Telecommunications companies, telcos, in Nigeria are not leaving any stone unturned in their quest to play in the mobile money space. Although telcos say their sole purpose of seeking formal participation in this market segment is not purely commercial, rather a response to government’s quest to deepen financial literacy in the country, there are clear evidences that if they have their way, they will still make a business kill.

Mobile Money allows customers to transfer or receive money to wallets across all telecom networks, which offer mobile money services. It also allows users to transfer money between mobile wallets and bank accounts Mobile Money Transactions in Nigeria has witnessed tremendous growth over the last half a decade.

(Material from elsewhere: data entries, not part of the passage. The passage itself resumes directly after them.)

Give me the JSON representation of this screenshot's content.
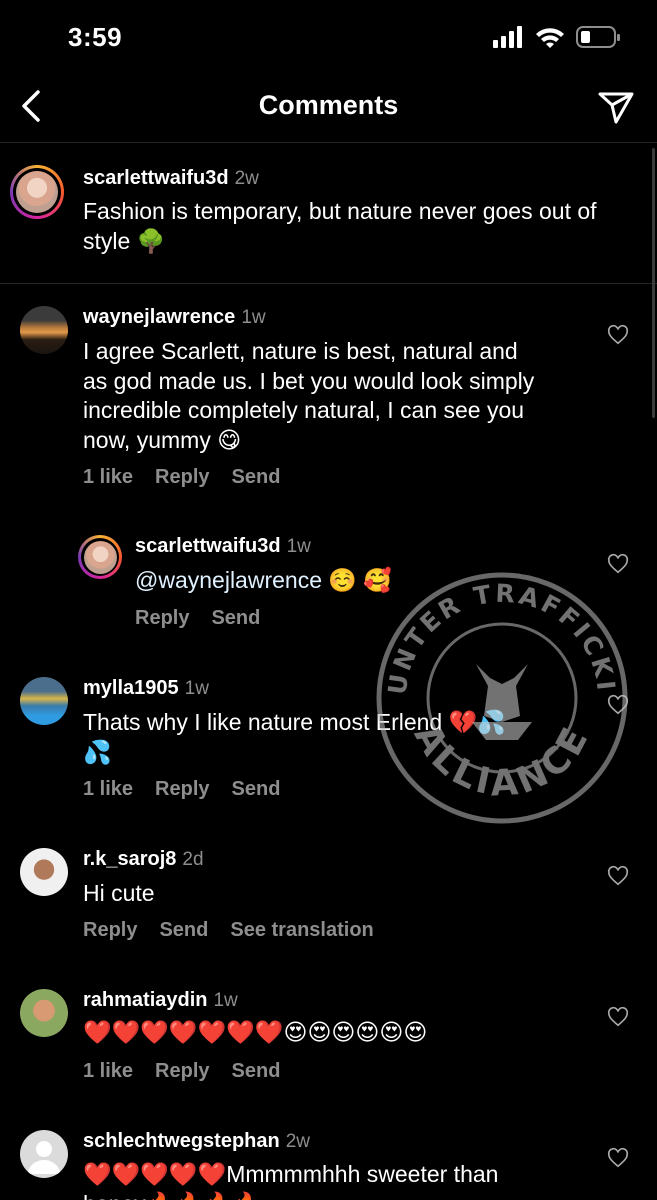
{
  "status_bar": {
    "time": "3:59"
  },
  "header": {
    "title": "Comments"
  },
  "caption": {
    "username": "scarlettwaifu3d",
    "time": "2w",
    "text": "Fashion is temporary, but nature never goes out of style 🌳"
  },
  "comments": [
    {
      "username": "waynejlawrence",
      "time": "1w",
      "lines": [
        "I agree Scarlett, nature is best, natural and",
        "as god made us. I bet you would look simply",
        "incredible completely natural, I can see you",
        "now, yummy 😋"
      ],
      "likes": "1 like",
      "reply": "Reply",
      "send": "Send"
    },
    {
      "username": "scarlettwaifu3d",
      "time": "1w",
      "mention": "@waynejlawrence",
      "emojis": " ☺️ 🥰",
      "reply": "Reply",
      "send": "Send"
    },
    {
      "username": "mylla1905",
      "time": "1w",
      "lines": [
        "Thats why I like nature most Erlend 💔💦",
        "💦"
      ],
      "likes": "1 like",
      "reply": "Reply",
      "send": "Send"
    },
    {
      "username": "r.k_saroj8",
      "time": "2d",
      "lines": [
        "Hi cute"
      ],
      "reply": "Reply",
      "send": "Send",
      "translate": "See translation"
    },
    {
      "username": "rahmatiaydin",
      "time": "1w",
      "lines": [
        "❤️❤️❤️❤️❤️❤️❤️😍😍😍😍😍😍"
      ],
      "likes": "1 like",
      "reply": "Reply",
      "send": "Send"
    },
    {
      "username": "schlechtwegstephan",
      "time": "2w",
      "lines": [
        "❤️❤️❤️❤️❤️Mmmmmhhh sweeter than",
        "honey🔥🔥🔥🔥"
      ]
    }
  ],
  "watermark": {
    "top_text": "COUNTER TRAFFICKING",
    "bottom_text": "ALLIANCE"
  },
  "colors": {
    "background": "#000000",
    "secondary_text": "#8e8e8e",
    "divider": "#262626",
    "mention": "#e0f1ff"
  }
}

From just under 50,000 transactions a month it grew to about 3 million transactions a month. At some point in March 2016, the Central Bank of Nigeria, CBN, said mobile money hit an all-time high 5.1 million transactions with a transaction value of about N49.4 billion.

In July, transactions jumped to N77.7 billion and as at December that year transactions were in excess of 6.5 million. The growth parameters, have however, been in geometrics since then. According to CBN also, mobile money was the greatest driver of the impressive records of e-payment channels’ transactions which hit N65.3 trillion in the first half of 2018. With these statistics in mind and with the plans to turn the over one million airtime agents across the country into mobile money agents, the services will improve, the epayment channel market will expand and it will not be difficult to guess who will smile to the banks with a huge chunk of the revenue.

However, the argument against the telcos has been that if allowed, they could diminish the essence of retail banking and possibly drive operators out of the market. While the telcos have repeatedly denied bieng competitors to retail bankers but could complement their efforts, many technology industry practitioners have also dismissed the argument. Countering the argument, a senior official of one of the top GSM operators in the country who pleaded anonymity, said: “We are not banks but we are service providers, the banks should be our major business partners to support what we do as we support theirs too.

All the transactions that people do today the banks are the custodians, they hold these funds, they ensure that the funds are also protected from the customer’s point of view. So looking at it dispassionately, the banks have a lot to gain” He called for better collaboration between the banks and telcos to improve the mobile money industry in the country.   Also, Irish vendor and software provider, CR2, has recently advised the Banking sector in Nigeria to open itself for cooperation with the telcos or out rightly compete with them in the mobile money space because with recent tech developments, it is no longer fashionable to shut them out of the services.

The solution provider which just won the award of ‘Excellence in Channel Banking Software Solutions’ at the Nigeria edition of New Age Banking Summit 2018, said in the current technology world creating results together is the most potent growth weapon. Chief Commercial Officer of the company, Mr Kieran Kilcullen, said that in Ethiopia, a financial institution, Dashen Bank launched a mobile wallet, Amole, which offers mobile subscribers digital payment capability and access to aggregated digital products and services from retailers, the entertainment industry, airtime dealers,  bill payment points, Airlines, social media players and third-party service providers.

He said such competition cum cooperation with telcos has helped the bank trigger the growth of e-commerce in  Ethiopia  and promote financial inclusion across the country by ensuring a majority of the population in the country are roped into the financial inclusion net using technology. Also supporting the telco’s in this campaign is veteran economist and      Lead Economist at Time, Trade and Commodities (TTAC), Mr  Tunji Andrews. In a paper he delivered recently, Andrews said: “To drive the nation’s vision of 80% financial inclusion as stipulated in its National Financial Inclusion Strategy, we must push through with CBN Governor, Godwin Emefiele’s remarks on eventually giving licenses to telecommunication companies (Telcos) to provide mobile money services.

Author avatar